** Opening DATA block **

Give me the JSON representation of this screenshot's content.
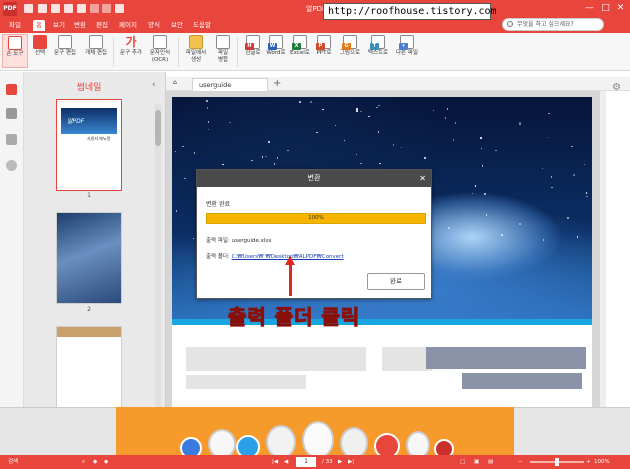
{
  "titlebar": {
    "app_title": "알PDF",
    "logo_text": "PDF",
    "watermark": "http://roofhouse.tistory.com",
    "help_search_placeholder": "무엇을 하고 싶으세요?",
    "buttons": {
      "minimize": "—",
      "maximize": "□",
      "close": "✕"
    }
  },
  "menu": {
    "items": [
      "파일",
      "홈",
      "보기",
      "변환",
      "편집",
      "페이지",
      "양식",
      "보안",
      "도움말"
    ],
    "active_index": 1
  },
  "ribbon": {
    "items": [
      {
        "label": "손 도구",
        "icon": "hand-icon",
        "selected": true
      },
      {
        "label": "선택",
        "icon": "select-text-icon",
        "selected": false
      },
      {
        "label": "문구 편집",
        "icon": "edit-text-icon",
        "selected": false
      },
      {
        "label": "개체 편집",
        "icon": "edit-object-icon",
        "selected": false
      },
      {
        "label": "문구 추가",
        "icon": "add-text-icon",
        "glyph": "가",
        "selected": false
      },
      {
        "label": "문자인식\n(OCR)",
        "icon": "ocr-icon",
        "selected": false
      },
      {
        "label": "파일에서\n생성",
        "icon": "folder-icon",
        "selected": false
      },
      {
        "label": "파일\n병합",
        "icon": "merge-icon",
        "selected": false
      },
      {
        "label": "한글로",
        "icon": "hwp-icon",
        "tag": "H",
        "tag_color": "#d4373b"
      },
      {
        "label": "Word로",
        "icon": "word-icon",
        "tag": "W",
        "tag_color": "#2b5fb8"
      },
      {
        "label": "Excel로",
        "icon": "excel-icon",
        "tag": "X",
        "tag_color": "#1f7a3e"
      },
      {
        "label": "PPT로",
        "icon": "ppt-icon",
        "tag": "P",
        "tag_color": "#d24b26"
      },
      {
        "label": "그림으로",
        "icon": "image-icon",
        "tag": "G",
        "tag_color": "#e07b16"
      },
      {
        "label": "텍스트로",
        "icon": "text-icon",
        "tag": "T",
        "tag_color": "#3a8fb7"
      },
      {
        "label": "다른 파일",
        "icon": "other-file-icon",
        "tag": "▾",
        "tag_color": "#4a7fd0"
      }
    ]
  },
  "thumbnails": {
    "title": "썸네일",
    "pages": [
      {
        "label": "1",
        "current": true,
        "title_text": "알PDF",
        "subtitle_text": "사용자 매뉴얼"
      },
      {
        "label": "2",
        "current": false
      },
      {
        "label": "",
        "current": false
      }
    ]
  },
  "tabs": {
    "document_tab": "userguide",
    "add_tab": "+"
  },
  "dialog": {
    "title": "변환",
    "close": "✕",
    "status": "변환 완료",
    "progress_percent": 100,
    "progress_label": "100%",
    "output_file_label": "출력 파일: userguide.xlsx",
    "output_folder_label": "출력 폴더:",
    "output_folder_link": "C:₩Users₩        ₩Desktop₩ALPDF₩Convert",
    "ok_button": "완료"
  },
  "annotation": {
    "text": "출력 폴더 클릭",
    "color": "#e0261d"
  },
  "statusbar": {
    "left_label": "검색",
    "page_current": "1",
    "page_total": "/ 33",
    "zoom": "100%",
    "nav": {
      "first": "|◀",
      "prev": "◀",
      "next": "▶",
      "last": "▶|"
    }
  },
  "colors": {
    "brand": "#e8453c",
    "progress": "#f5b400",
    "link": "#1a3fb3"
  }
}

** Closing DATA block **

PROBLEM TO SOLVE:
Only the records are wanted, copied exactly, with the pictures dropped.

REPLY:
Give me the JSON representation of this screenshot's content.
{
  "titlebar": {
    "app_title": "알PDF",
    "logo_text": "PDF",
    "watermark": "http://roofhouse.tistory.com",
    "help_search_placeholder": "무엇을 하고 싶으세요?",
    "buttons": {
      "minimize": "—",
      "maximize": "□",
      "close": "✕"
    }
  },
  "menu": {
    "items": [
      "파일",
      "홈",
      "보기",
      "변환",
      "편집",
      "페이지",
      "양식",
      "보안",
      "도움말"
    ],
    "active_index": 1
  },
  "ribbon": {
    "items": [
      {
        "label": "손 도구",
        "icon": "hand-icon",
        "selected": true
      },
      {
        "label": "선택",
        "icon": "select-text-icon",
        "selected": false
      },
      {
        "label": "문구 편집",
        "icon": "edit-text-icon",
        "selected": false
      },
      {
        "label": "개체 편집",
        "icon": "edit-object-icon",
        "selected": false
      },
      {
        "label": "문구 추가",
        "icon": "add-text-icon",
        "glyph": "가",
        "selected": false
      },
      {
        "label": "문자인식\n(OCR)",
        "icon": "ocr-icon",
        "selected": false
      },
      {
        "label": "파일에서\n생성",
        "icon": "folder-icon",
        "selected": false
      },
      {
        "label": "파일\n병합",
        "icon": "merge-icon",
        "selected": false
      },
      {
        "label": "한글로",
        "icon": "hwp-icon",
        "tag": "H",
        "tag_color": "#d4373b"
      },
      {
        "label": "Word로",
        "icon": "word-icon",
        "tag": "W",
        "tag_color": "#2b5fb8"
      },
      {
        "label": "Excel로",
        "icon": "excel-icon",
        "tag": "X",
        "tag_color": "#1f7a3e"
      },
      {
        "label": "PPT로",
        "icon": "ppt-icon",
        "tag": "P",
        "tag_color": "#d24b26"
      },
      {
        "label": "그림으로",
        "icon": "image-icon",
        "tag": "G",
        "tag_color": "#e07b16"
      },
      {
        "label": "텍스트로",
        "icon": "text-icon",
        "tag": "T",
        "tag_color": "#3a8fb7"
      },
      {
        "label": "다른 파일",
        "icon": "other-file-icon",
        "tag": "▾",
        "tag_color": "#4a7fd0"
      }
    ]
  },
  "thumbnails": {
    "title": "썸네일",
    "pages": [
      {
        "label": "1",
        "current": true,
        "title_text": "알PDF",
        "subtitle_text": "사용자 매뉴얼"
      },
      {
        "label": "2",
        "current": false
      },
      {
        "label": "",
        "current": false
      }
    ]
  },
  "tabs": {
    "document_tab": "userguide",
    "add_tab": "+"
  },
  "dialog": {
    "title": "변환",
    "close": "✕",
    "status": "변환 완료",
    "progress_percent": 100,
    "progress_label": "100%",
    "output_file_label": "출력 파일: userguide.xlsx",
    "output_folder_label": "출력 폴더:",
    "output_folder_link": "C:₩Users₩        ₩Desktop₩ALPDF₩Convert",
    "ok_button": "완료"
  },
  "annotation": {
    "text": "출력 폴더 클릭",
    "color": "#e0261d"
  },
  "statusbar": {
    "left_label": "검색",
    "page_current": "1",
    "page_total": "/ 33",
    "zoom": "100%",
    "nav": {
      "first": "|◀",
      "prev": "◀",
      "next": "▶",
      "last": "▶|"
    }
  },
  "colors": {
    "brand": "#e8453c",
    "progress": "#f5b400",
    "link": "#1a3fb3"
  }
}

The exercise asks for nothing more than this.